→ **DATASET RECORDS**
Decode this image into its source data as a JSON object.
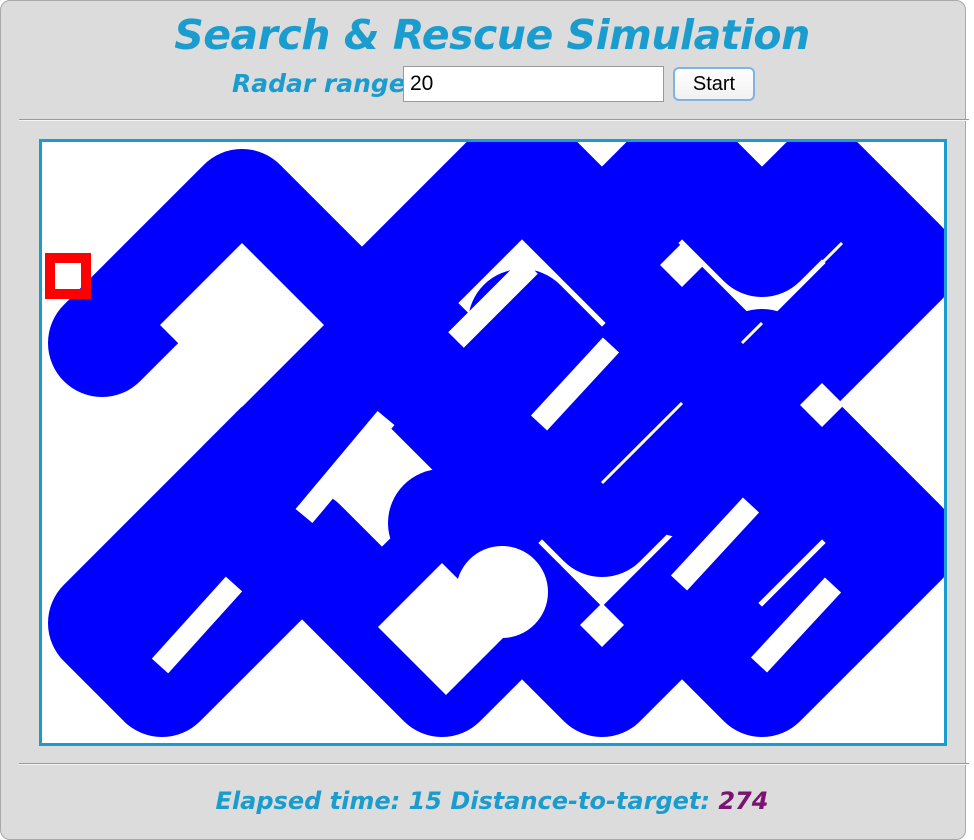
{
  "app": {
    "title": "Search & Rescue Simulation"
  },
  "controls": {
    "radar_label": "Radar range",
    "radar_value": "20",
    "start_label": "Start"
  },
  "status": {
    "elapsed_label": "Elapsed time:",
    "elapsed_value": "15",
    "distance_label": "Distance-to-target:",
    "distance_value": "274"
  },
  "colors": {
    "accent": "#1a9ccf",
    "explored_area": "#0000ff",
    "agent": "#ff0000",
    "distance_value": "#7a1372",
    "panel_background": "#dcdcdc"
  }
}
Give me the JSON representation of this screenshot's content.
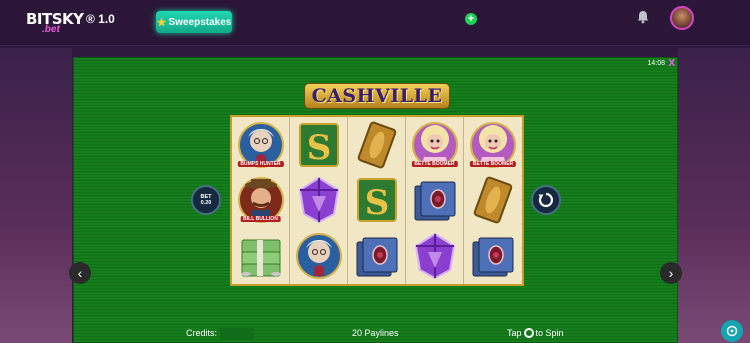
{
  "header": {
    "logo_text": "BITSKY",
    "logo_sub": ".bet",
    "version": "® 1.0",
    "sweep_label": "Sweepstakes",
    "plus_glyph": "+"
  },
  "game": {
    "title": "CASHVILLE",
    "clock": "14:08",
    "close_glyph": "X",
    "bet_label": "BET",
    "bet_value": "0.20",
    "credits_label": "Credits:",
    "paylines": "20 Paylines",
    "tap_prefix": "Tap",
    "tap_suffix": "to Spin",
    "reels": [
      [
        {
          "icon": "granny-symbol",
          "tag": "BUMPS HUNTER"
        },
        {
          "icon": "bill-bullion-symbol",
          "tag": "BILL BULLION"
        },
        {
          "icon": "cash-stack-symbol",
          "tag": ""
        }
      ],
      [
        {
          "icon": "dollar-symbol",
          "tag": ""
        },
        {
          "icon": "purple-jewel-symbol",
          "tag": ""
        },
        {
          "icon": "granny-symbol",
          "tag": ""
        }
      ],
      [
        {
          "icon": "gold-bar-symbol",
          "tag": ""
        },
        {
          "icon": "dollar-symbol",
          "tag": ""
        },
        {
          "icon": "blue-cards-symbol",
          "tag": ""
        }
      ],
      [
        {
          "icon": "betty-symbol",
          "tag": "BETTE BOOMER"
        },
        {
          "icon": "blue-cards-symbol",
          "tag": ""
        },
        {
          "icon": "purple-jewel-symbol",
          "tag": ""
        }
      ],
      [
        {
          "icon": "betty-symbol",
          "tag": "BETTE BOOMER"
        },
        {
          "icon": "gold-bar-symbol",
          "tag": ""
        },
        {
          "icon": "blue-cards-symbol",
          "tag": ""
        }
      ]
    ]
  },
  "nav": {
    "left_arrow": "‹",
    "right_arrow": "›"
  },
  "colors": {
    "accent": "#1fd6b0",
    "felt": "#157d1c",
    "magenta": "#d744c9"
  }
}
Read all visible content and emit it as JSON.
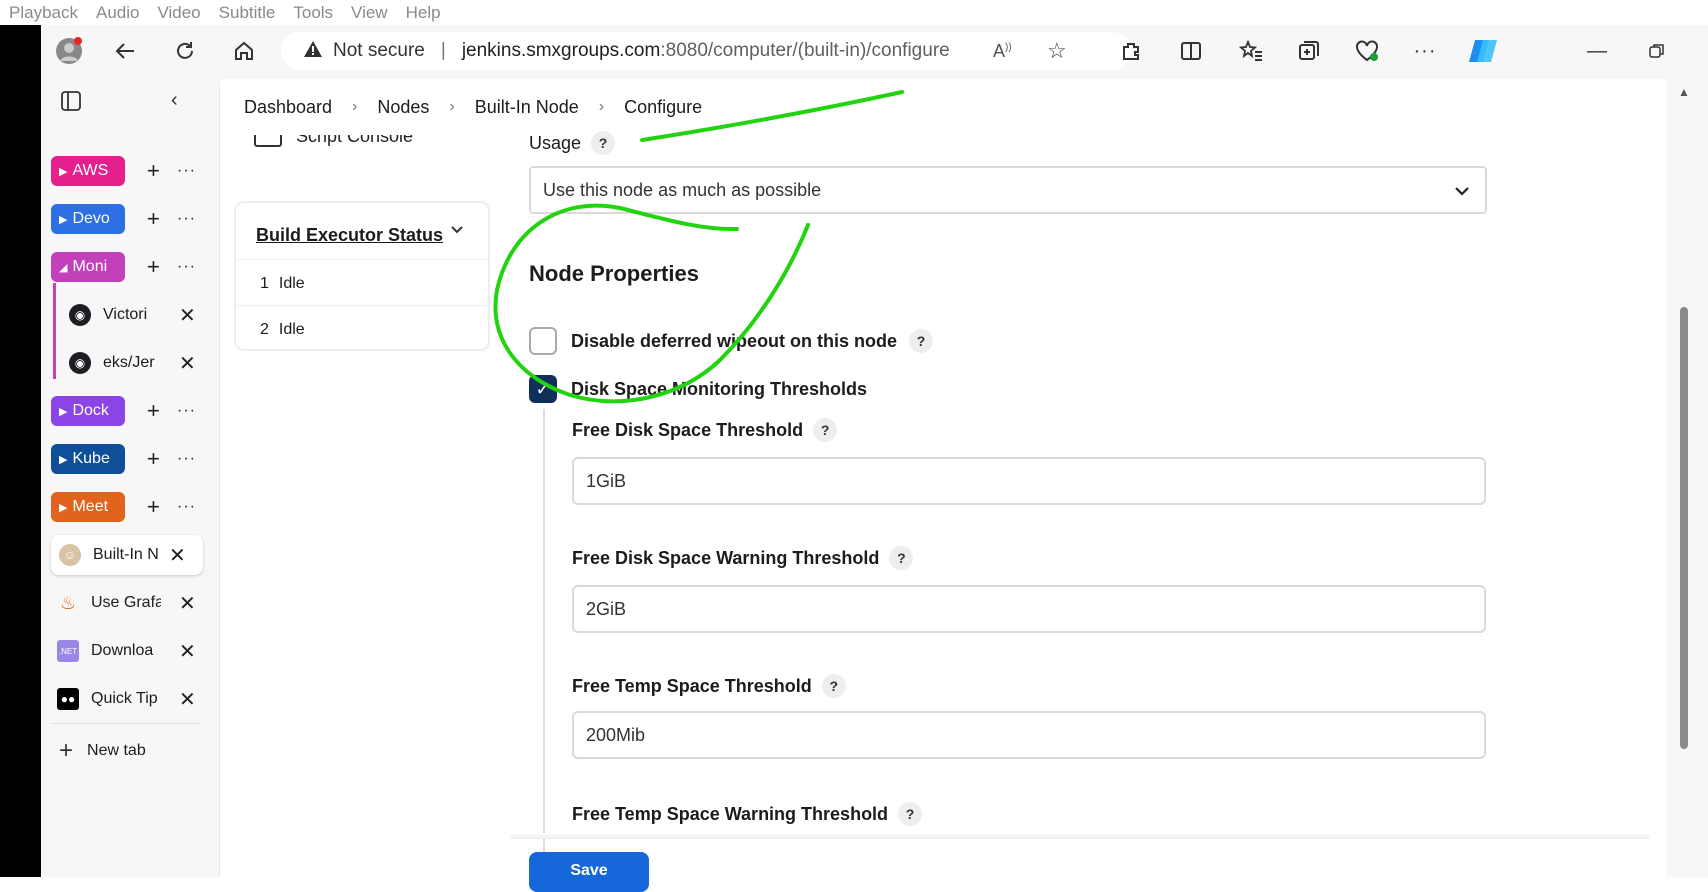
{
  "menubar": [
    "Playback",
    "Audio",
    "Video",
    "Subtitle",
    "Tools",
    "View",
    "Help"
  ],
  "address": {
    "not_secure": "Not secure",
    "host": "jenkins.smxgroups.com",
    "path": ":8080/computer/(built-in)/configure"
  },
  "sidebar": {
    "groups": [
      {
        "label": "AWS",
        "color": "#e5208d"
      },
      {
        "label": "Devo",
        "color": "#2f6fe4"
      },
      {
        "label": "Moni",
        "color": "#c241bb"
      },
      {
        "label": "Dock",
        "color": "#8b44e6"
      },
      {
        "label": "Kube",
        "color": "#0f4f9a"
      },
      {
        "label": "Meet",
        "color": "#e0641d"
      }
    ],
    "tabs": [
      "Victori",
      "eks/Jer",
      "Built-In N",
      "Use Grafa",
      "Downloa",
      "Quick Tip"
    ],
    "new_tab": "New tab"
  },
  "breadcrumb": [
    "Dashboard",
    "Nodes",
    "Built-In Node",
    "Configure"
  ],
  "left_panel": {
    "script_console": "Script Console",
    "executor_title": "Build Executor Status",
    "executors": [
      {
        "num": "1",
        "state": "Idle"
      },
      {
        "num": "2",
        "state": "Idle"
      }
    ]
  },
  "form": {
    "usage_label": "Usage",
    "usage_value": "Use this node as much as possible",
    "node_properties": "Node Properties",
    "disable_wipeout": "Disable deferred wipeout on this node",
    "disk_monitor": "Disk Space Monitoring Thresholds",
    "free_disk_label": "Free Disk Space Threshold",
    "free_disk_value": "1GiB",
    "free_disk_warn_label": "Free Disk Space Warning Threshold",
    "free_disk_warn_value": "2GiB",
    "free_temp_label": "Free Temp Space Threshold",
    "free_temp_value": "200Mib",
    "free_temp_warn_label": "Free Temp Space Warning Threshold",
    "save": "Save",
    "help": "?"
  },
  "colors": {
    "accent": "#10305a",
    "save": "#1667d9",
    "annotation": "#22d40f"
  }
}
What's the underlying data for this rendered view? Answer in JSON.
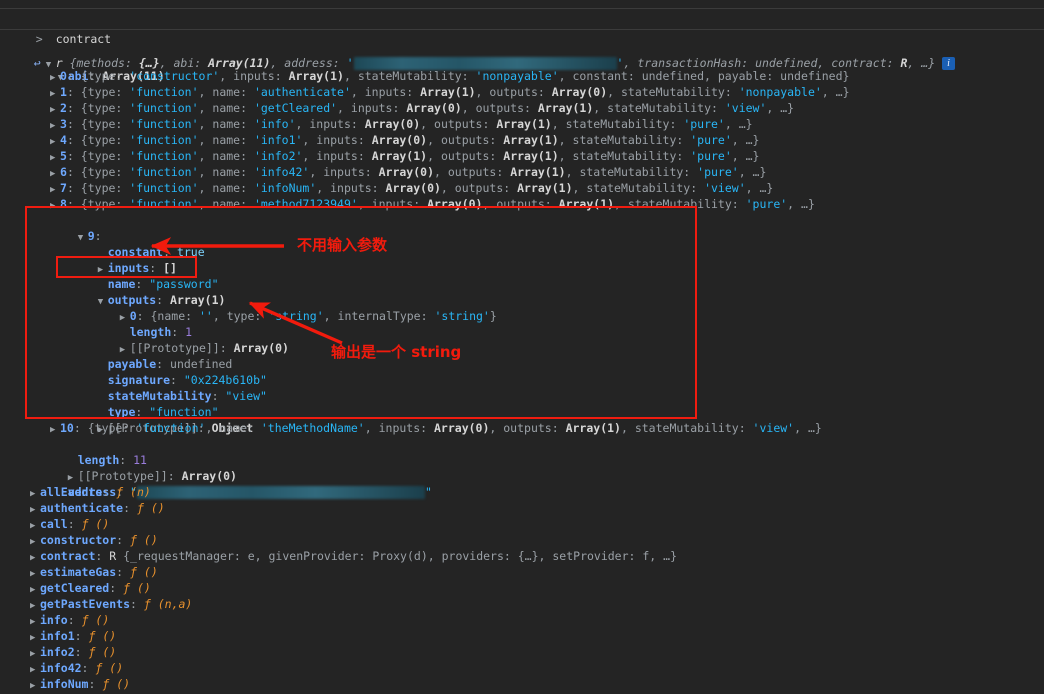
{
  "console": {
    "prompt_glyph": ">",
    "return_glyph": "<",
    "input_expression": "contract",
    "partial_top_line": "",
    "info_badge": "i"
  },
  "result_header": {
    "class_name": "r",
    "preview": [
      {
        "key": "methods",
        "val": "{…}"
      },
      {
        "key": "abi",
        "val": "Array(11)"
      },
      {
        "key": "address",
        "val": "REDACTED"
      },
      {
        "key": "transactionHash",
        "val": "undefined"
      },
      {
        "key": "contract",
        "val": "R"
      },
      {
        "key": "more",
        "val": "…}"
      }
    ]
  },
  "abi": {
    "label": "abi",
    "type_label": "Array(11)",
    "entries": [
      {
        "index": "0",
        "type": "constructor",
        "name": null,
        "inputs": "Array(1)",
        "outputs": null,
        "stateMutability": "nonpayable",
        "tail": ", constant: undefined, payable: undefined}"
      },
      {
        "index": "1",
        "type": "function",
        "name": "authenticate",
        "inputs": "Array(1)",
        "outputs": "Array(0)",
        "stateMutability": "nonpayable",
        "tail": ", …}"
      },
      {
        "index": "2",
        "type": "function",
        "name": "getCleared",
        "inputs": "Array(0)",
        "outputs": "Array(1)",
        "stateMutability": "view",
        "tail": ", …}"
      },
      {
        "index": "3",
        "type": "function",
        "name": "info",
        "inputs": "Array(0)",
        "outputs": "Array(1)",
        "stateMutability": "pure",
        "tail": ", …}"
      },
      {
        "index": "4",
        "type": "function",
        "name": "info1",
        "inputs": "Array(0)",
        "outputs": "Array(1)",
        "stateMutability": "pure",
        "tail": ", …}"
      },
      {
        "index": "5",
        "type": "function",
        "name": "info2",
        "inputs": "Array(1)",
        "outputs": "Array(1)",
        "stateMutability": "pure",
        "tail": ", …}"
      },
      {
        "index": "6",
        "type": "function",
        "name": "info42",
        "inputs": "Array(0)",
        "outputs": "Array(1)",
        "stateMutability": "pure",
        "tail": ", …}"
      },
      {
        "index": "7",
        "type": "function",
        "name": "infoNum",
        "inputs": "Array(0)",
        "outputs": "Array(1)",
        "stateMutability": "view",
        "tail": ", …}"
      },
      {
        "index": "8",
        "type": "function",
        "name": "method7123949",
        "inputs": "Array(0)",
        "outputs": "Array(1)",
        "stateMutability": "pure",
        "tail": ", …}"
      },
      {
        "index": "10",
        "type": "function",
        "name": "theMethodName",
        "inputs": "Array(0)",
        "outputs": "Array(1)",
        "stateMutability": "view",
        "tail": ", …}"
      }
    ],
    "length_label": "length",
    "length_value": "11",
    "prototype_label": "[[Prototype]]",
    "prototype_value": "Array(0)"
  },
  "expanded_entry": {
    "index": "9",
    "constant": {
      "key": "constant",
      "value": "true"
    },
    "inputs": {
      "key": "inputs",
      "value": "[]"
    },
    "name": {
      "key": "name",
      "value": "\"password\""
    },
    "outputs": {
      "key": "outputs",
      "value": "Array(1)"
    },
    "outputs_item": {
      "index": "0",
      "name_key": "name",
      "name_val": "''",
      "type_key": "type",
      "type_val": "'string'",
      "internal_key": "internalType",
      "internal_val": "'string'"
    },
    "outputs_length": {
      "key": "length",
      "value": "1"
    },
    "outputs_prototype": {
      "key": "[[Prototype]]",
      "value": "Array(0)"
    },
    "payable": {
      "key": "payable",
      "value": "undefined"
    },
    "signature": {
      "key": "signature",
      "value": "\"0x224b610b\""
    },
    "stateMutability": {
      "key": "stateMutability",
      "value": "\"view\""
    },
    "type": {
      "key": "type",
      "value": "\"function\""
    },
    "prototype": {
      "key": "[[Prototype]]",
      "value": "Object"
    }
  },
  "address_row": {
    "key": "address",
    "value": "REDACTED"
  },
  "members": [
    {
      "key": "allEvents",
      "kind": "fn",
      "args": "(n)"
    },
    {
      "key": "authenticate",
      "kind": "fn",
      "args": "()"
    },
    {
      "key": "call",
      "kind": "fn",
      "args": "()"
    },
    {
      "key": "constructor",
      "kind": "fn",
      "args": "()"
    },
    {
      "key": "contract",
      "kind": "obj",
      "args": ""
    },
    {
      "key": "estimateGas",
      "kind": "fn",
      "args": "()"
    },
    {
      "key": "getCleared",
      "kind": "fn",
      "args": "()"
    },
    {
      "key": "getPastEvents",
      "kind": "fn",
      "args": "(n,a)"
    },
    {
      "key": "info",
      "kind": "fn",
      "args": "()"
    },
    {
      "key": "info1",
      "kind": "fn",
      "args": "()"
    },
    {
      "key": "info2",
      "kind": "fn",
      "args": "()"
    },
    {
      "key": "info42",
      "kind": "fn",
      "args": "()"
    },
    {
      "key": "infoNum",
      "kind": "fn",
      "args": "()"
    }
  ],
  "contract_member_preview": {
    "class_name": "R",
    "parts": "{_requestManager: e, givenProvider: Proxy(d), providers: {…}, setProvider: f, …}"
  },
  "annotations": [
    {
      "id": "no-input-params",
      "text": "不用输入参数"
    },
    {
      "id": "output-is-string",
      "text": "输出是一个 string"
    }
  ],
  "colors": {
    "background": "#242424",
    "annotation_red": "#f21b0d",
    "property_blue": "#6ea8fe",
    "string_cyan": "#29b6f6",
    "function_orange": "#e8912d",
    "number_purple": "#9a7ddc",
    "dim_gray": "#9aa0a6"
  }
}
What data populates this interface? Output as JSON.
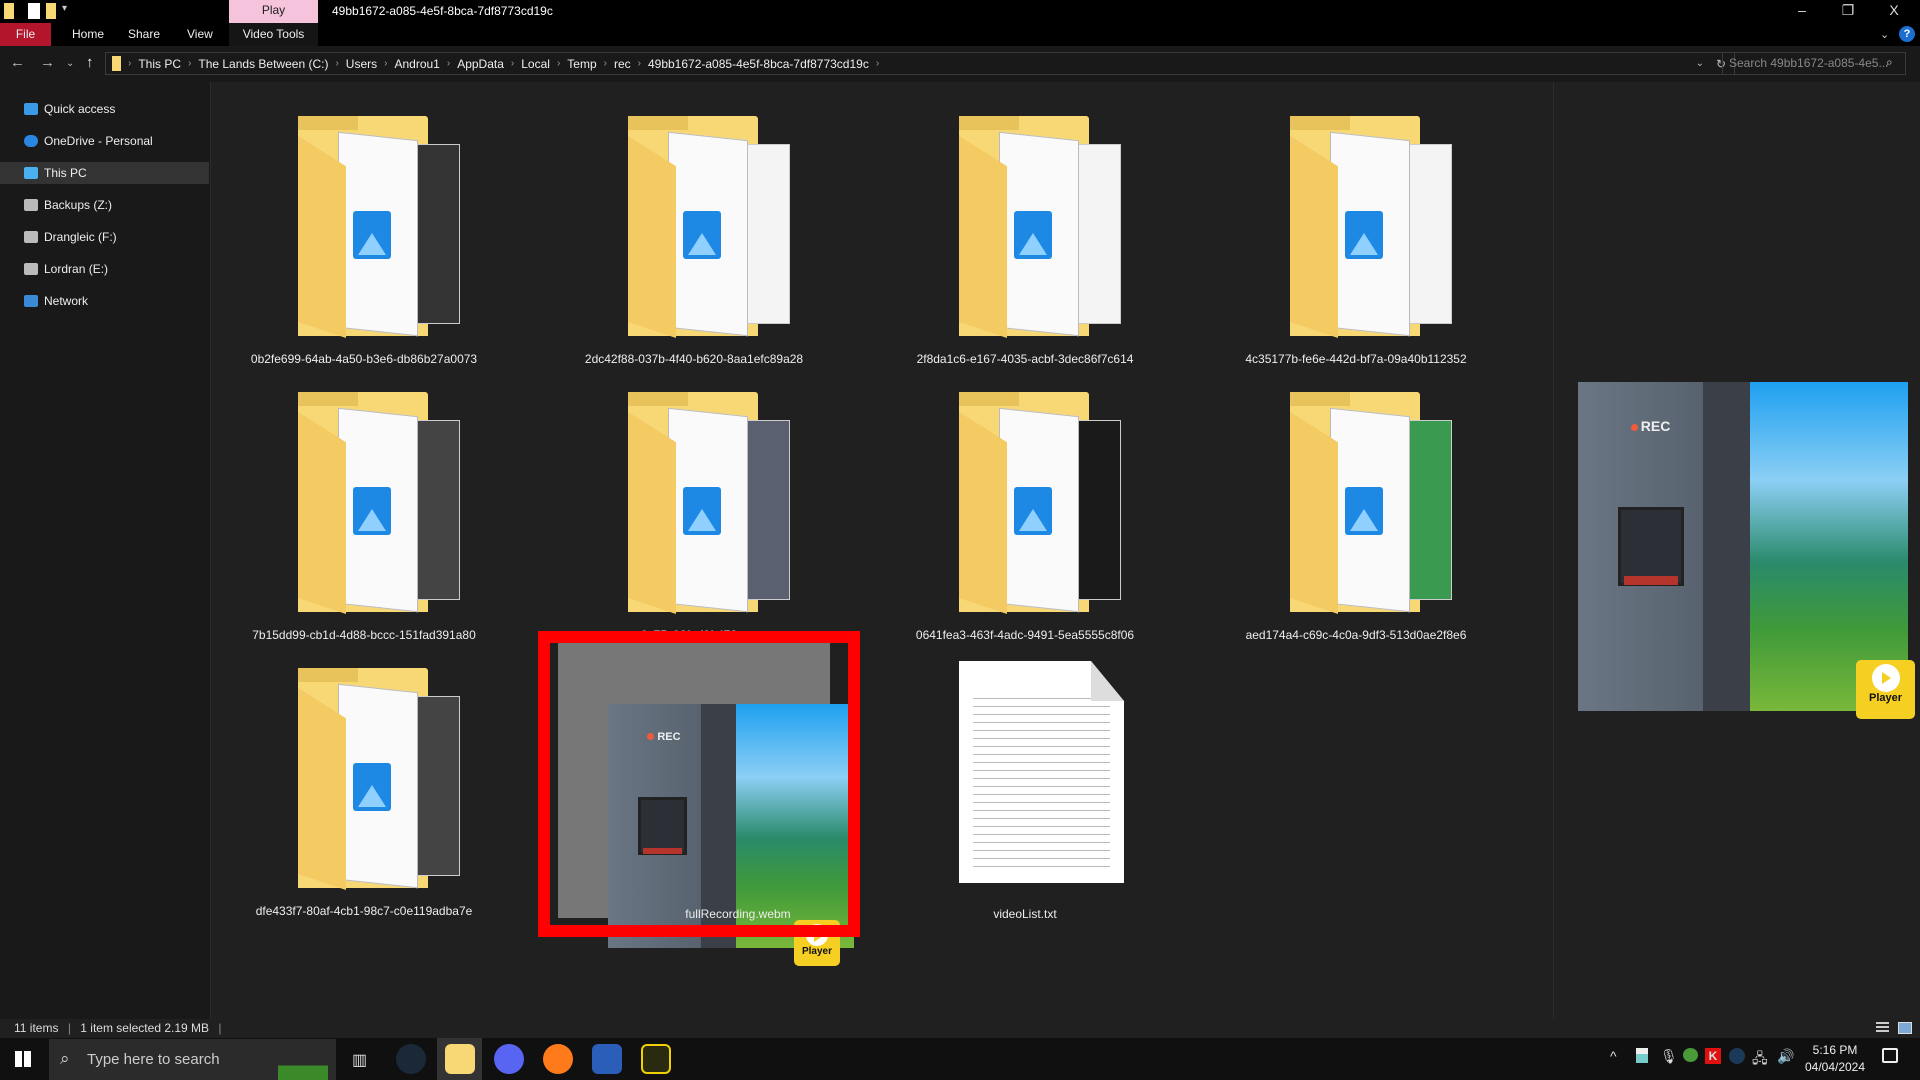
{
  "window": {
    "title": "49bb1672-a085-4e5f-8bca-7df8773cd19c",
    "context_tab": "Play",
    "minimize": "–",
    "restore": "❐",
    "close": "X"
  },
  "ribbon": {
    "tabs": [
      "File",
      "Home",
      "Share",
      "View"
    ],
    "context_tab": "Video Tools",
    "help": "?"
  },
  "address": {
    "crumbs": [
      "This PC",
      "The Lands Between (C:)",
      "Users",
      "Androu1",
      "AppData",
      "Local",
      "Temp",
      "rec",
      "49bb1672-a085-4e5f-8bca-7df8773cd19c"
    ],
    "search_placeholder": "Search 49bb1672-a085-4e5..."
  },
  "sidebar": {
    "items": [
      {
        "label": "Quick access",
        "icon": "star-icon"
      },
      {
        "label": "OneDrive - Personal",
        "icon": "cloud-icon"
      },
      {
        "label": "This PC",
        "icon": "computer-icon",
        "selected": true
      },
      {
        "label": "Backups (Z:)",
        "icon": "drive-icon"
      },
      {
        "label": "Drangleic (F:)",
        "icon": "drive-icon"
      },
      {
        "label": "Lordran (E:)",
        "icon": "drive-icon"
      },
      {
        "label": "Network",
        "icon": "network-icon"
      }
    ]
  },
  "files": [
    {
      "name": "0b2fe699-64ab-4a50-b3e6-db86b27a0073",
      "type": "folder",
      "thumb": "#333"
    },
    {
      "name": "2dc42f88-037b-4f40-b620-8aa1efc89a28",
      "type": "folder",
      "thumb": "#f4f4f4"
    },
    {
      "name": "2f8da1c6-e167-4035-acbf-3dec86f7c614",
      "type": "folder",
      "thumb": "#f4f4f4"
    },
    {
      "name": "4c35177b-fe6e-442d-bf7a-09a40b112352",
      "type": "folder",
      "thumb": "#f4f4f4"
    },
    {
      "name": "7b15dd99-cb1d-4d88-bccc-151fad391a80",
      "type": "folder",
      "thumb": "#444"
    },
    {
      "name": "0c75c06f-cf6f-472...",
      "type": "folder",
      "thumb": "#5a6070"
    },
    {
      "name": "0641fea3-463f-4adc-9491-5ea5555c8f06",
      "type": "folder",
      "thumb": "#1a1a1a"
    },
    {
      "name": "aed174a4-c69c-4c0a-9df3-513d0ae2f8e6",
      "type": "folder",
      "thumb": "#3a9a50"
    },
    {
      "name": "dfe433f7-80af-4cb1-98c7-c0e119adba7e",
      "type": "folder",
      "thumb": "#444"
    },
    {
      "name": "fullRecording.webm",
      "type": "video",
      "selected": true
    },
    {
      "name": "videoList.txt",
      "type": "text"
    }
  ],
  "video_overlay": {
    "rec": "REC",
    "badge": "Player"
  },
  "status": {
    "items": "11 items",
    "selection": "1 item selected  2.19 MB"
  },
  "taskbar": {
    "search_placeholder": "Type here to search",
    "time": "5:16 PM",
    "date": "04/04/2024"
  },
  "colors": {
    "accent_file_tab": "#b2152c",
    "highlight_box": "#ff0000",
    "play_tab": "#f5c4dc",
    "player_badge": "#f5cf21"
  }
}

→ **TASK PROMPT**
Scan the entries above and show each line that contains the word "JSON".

→ **YOUR RESPONSE**
Decode this image into its source data as a JSON object.
Give me the JSON representation of this screenshot's content.
Read all visible content and emit it as JSON.
What's the underlying data for this rendered view? Answer in JSON.
What data populates this interface? Output as JSON.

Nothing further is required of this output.